Kali Mercier is a spokeswoman for Survival International. From London, she spoke to VOA English to Africa Service reporter Joe De Capua about last year?s court case, which upheld the Bushmen?s rights.

?In 2002?the Bushmen were evicted from their ancestral lands and told they couldn?t hunt there. Their water supplies were thrown into the sand. They were put in resettlement camps outside the game reserve. In December of last year, the High Court of Botswana ruled that their eviction had been unlawful and the government had also unlawfully refused to let the bushmen hunt on their ancestral lands. Unfortunately, in the eight months since the high court judgment the Botswanan government has been doing what it can to stop the Bushmen going back and enjoying their lifestyles within the game reserve. We believe that?s in contravention of the Convention on Civil and Political Rights,? she says.

Describing the report given to the human rights committee, Mercier says, ?The report contains a summary of the situation as it is currently, which states our concerns about how the Bushmen are being treated. Basically, they?ve been told by the government that they can?t use their water bore hole on the land. The government said it belongs to the government; you can?t use it, which makes life for the Bushmen extremely difficult. It?s a desert and there?s also a drought at the moment. They?re having to gather water on donkey back ?a hundred kilometers through the hot sand?by the time they get back of course most of the water?s been drunk.

They?re also not allowed to hunt in the reserve, although the court was quite clear in saying the government acted illegally when it had tried to stop them before.? She says that 21 Bushmen were recently arrested for hunting.

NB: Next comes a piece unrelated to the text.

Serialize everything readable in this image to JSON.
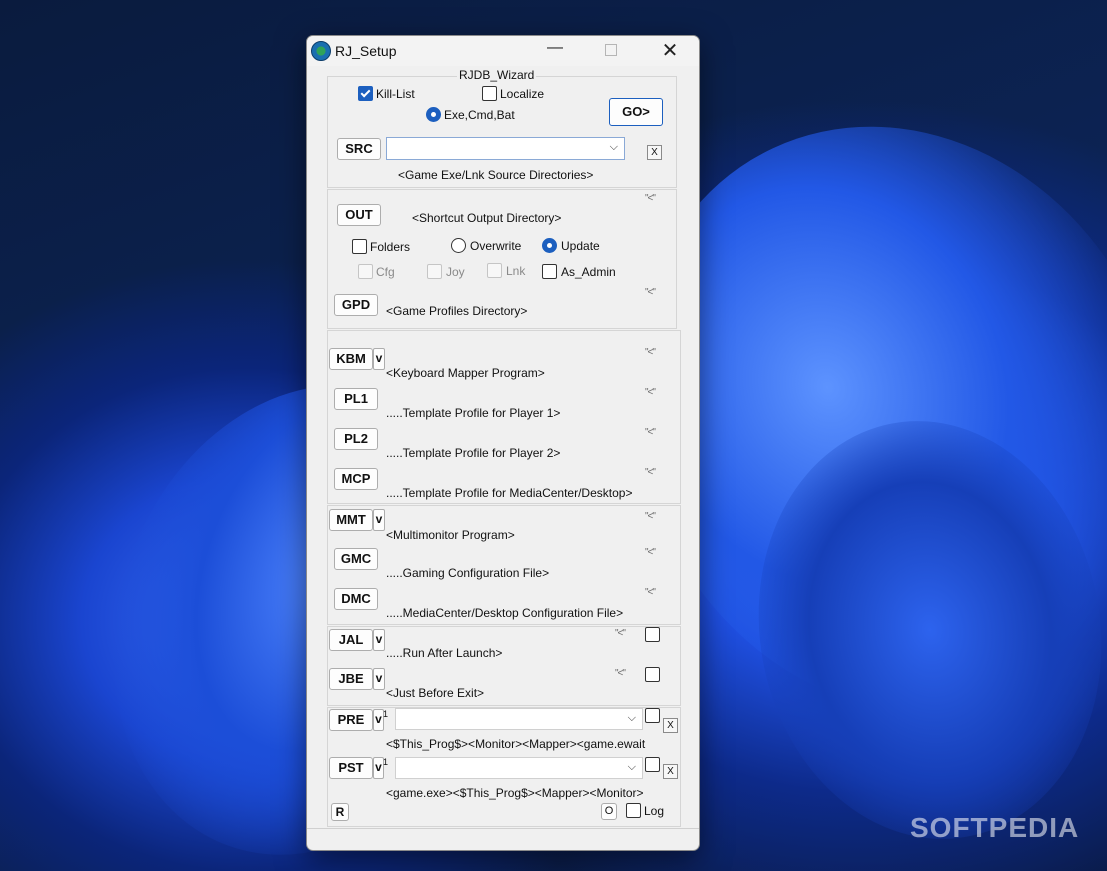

Mercier says that Survival International will present its case to the committee on Monday and the Botswanan government will present theirs the next session.  The government has said that it relocated the Bushmen for their own good, so they could benefit from health clinics and education. It also rejected accusations by some that the reason behind the evictions was to clear the way for diamond mining.